I didn’t even know that joining two pans was a thing until a chance sighting of an example online. The photo on the right is from The Lazy Frenchman and it shows a saucepan made of two parts joined together with the same sidewall dovetail seam. In this case, however, you can clearly tell that two different pans were joined because the tone of the two pieces of copper is different. (This doesn’t surprise me, as copper in the 19th century was frequently recycled and could contain all kinds of impurities.) But my pan shows no such difference: the two parts are indistinguishable to my eye. If this pan was made from two different donors, perhaps they were both the work of the same chaudronnerie.
Unfortunately, this joining seam has delaminated in one spot just below the handle. A dovetail (or cramp seam) is formed of leaves of copper — laminae — that are pounded together and sealed with brass to form a resilient and watertight join. As you can see below, the outer leaf has separated and has peeled away.
This is not a fatal flaw for the pan because it has not become a crack that penetrated through to the interior. Erik Undiks at Rocky Mountain Retinning did the restoration of this pan and recommended against repairing the delamination. He explained that because the gap does not penetrate to the interior of the pan, it would need to be repaired from the outside. This would seal the gap but would leave an unsightly blob of silver solder, and as the flaw is cosmetic and not a functional flaw, he recommended leaving it be. I trust his judgement and followed his advice, but it is an unfortunate situation as it makes the pan feel fragile to me and I’m a bit reluctant to use it.
The craftsmanship to join the pan body to the handle is also… unconventional. The interior rivets are sunk into cup-shaped depressions as though the copper had to be pushed out to join the handle.
I think this was necessary because the handle looks to be the wrong size for the pan. If you look at the to photos below — taken from the top, and then from the bottom — you can see that there is a sizable gap between the iron of the handle and the copper body of the pan.
This gap has accumulated a buildup of grungy carbonized stuff. Normally I would consider this to be dirt and try to remove it, but in this case I think it’s stabilizing the handle against the pan and I don’t want to mess with it.
So what do I have here? I think it’s a paradox: a pan pieced together from parts, mismatched and a little clumsy, and yet owned and loved. It does not have a maker’s mark, but it is stamped with the initials “HB” as well as “30,” its diameter in centimeters. Someone claimed this pan at some point in its life.
And of course, someone else made it. Someone had the idea for this pan and the ingenuity to assemble it, albeit with a few messy seams and gaps here and there, and his work has held together for more than a century. His name may be lost but his work survives.

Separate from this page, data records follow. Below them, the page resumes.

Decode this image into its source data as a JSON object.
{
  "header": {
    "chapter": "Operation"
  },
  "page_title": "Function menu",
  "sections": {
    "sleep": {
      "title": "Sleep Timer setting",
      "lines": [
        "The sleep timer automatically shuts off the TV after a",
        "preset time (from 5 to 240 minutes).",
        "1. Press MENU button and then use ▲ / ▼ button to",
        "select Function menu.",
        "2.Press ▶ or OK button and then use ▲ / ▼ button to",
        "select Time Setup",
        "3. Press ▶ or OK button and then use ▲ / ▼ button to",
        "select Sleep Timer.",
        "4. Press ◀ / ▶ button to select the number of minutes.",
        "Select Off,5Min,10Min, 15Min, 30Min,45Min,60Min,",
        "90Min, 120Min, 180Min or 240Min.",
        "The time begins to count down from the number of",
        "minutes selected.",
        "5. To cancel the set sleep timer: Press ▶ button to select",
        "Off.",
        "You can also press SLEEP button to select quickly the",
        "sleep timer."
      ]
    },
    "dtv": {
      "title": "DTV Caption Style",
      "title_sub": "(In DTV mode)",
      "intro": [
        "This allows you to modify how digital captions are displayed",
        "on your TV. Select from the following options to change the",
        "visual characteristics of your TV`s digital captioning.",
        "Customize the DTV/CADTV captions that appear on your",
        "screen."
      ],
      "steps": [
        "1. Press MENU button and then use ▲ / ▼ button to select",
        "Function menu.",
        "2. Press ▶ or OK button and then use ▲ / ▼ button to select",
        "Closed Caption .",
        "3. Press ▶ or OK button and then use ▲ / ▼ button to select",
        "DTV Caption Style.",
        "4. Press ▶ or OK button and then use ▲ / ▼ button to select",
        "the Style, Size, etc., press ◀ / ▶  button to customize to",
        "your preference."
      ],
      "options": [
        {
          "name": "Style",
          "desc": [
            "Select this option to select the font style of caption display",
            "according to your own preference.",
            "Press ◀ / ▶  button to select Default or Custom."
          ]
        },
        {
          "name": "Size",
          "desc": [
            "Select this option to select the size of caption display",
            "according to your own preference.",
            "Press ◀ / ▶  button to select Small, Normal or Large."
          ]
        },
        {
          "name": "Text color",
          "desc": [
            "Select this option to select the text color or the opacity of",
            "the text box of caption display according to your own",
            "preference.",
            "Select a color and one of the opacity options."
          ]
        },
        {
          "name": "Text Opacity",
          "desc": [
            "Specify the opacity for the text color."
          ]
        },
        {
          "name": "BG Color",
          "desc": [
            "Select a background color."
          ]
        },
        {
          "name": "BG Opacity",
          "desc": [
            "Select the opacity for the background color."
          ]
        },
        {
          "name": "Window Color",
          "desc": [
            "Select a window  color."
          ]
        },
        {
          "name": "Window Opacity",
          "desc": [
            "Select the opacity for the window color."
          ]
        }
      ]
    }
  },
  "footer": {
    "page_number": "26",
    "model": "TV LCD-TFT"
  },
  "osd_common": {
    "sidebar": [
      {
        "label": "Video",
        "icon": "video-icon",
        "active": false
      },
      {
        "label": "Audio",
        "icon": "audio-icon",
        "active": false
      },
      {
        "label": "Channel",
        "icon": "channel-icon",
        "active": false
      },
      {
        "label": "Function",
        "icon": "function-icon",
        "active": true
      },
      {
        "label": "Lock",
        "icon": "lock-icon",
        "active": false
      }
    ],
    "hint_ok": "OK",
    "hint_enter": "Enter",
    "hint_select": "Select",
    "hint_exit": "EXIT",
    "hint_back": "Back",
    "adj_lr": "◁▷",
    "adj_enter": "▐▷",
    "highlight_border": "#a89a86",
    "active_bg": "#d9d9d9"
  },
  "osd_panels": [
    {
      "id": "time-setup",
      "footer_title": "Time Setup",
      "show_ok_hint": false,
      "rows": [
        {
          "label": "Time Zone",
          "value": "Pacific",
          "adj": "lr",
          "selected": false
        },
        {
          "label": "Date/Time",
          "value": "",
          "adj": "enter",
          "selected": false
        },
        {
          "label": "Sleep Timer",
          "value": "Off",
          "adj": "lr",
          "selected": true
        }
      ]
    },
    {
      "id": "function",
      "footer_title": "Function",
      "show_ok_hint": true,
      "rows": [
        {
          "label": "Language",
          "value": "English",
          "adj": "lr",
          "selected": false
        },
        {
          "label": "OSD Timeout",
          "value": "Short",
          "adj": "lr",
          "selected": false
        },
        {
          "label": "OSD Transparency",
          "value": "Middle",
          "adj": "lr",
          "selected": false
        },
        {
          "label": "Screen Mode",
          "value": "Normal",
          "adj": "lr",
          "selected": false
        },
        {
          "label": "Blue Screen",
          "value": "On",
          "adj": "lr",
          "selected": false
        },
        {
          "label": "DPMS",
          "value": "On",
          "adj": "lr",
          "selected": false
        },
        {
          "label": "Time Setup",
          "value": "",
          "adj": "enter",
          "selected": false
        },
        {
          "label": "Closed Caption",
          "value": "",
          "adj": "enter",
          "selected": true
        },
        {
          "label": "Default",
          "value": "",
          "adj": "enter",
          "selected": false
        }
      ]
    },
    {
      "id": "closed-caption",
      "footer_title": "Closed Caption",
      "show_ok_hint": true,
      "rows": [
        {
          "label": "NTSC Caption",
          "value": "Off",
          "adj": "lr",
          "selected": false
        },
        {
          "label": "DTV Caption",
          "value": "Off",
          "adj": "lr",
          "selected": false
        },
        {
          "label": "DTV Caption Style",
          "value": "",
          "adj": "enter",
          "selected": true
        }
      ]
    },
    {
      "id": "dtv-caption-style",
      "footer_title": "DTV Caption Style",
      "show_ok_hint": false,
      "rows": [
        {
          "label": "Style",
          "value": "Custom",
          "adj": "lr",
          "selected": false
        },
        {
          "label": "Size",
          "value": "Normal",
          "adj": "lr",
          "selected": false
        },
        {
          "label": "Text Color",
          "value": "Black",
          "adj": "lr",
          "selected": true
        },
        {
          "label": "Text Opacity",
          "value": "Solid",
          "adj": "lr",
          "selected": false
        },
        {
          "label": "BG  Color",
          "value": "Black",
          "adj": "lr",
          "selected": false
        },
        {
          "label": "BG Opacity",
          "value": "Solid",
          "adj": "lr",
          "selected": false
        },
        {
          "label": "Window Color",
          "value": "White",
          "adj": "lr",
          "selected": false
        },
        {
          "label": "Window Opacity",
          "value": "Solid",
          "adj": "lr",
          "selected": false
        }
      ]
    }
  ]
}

He is dead who called me into being, and when I shall be no more
the very remembrance of us both will speedily vanish.
— Mary Wollstonecraft Shelley, Frankenstein; or, The Modern Prometheus